# Instructions to follow
Each entry needs to be retyped exactly, with nothing added or dropped.

Dataset rows for apps and sites:
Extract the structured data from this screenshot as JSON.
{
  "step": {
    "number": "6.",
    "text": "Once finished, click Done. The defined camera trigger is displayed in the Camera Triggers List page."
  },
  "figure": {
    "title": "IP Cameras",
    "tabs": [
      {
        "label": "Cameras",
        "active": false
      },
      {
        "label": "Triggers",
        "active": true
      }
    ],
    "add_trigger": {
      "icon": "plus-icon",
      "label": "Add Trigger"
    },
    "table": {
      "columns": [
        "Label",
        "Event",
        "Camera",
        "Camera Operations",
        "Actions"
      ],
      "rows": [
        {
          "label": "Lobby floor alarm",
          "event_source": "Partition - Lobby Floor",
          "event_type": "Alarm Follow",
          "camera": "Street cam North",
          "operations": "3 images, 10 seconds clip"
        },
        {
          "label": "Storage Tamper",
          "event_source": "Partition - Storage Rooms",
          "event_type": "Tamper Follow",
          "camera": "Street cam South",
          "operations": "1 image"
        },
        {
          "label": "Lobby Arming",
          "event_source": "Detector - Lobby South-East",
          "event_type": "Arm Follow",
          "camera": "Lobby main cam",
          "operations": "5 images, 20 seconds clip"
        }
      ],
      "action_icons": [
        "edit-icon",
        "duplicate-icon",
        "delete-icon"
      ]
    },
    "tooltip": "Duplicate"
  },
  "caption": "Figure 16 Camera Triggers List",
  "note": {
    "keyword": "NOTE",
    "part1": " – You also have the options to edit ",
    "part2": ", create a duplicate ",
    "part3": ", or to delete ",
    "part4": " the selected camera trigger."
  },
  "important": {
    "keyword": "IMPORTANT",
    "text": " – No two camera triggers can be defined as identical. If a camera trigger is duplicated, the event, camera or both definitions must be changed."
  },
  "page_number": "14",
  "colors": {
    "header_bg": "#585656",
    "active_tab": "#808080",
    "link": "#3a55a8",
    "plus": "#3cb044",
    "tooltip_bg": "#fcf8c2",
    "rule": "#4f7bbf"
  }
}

# Finished task
Extract the structured data from this screenshot as JSON.
{
  "step": {
    "number": "6.",
    "text": "Once finished, click Done. The defined camera trigger is displayed in the Camera Triggers List page."
  },
  "figure": {
    "title": "IP Cameras",
    "tabs": [
      {
        "label": "Cameras",
        "active": false
      },
      {
        "label": "Triggers",
        "active": true
      }
    ],
    "add_trigger": {
      "icon": "plus-icon",
      "label": "Add Trigger"
    },
    "table": {
      "columns": [
        "Label",
        "Event",
        "Camera",
        "Camera Operations",
        "Actions"
      ],
      "rows": [
        {
          "label": "Lobby floor alarm",
          "event_source": "Partition - Lobby Floor",
          "event_type": "Alarm Follow",
          "camera": "Street cam North",
          "operations": "3 images, 10 seconds clip"
        },
        {
          "label": "Storage Tamper",
          "event_source": "Partition - Storage Rooms",
          "event_type": "Tamper Follow",
          "camera": "Street cam South",
          "operations": "1 image"
        },
        {
          "label": "Lobby Arming",
          "event_source": "Detector - Lobby South-East",
          "event_type": "Arm Follow",
          "camera": "Lobby main cam",
          "operations": "5 images, 20 seconds clip"
        }
      ],
      "action_icons": [
        "edit-icon",
        "duplicate-icon",
        "delete-icon"
      ]
    },
    "tooltip": "Duplicate"
  },
  "caption": "Figure 16 Camera Triggers List",
  "note": {
    "keyword": "NOTE",
    "part1": " – You also have the options to edit ",
    "part2": ", create a duplicate ",
    "part3": ", or to delete ",
    "part4": " the selected camera trigger."
  },
  "important": {
    "keyword": "IMPORTANT",
    "text": " – No two camera triggers can be defined as identical. If a camera trigger is duplicated, the event, camera or both definitions must be changed."
  },
  "page_number": "14",
  "colors": {
    "header_bg": "#585656",
    "active_tab": "#808080",
    "link": "#3a55a8",
    "plus": "#3cb044",
    "tooltip_bg": "#fcf8c2",
    "rule": "#4f7bbf"
  }
}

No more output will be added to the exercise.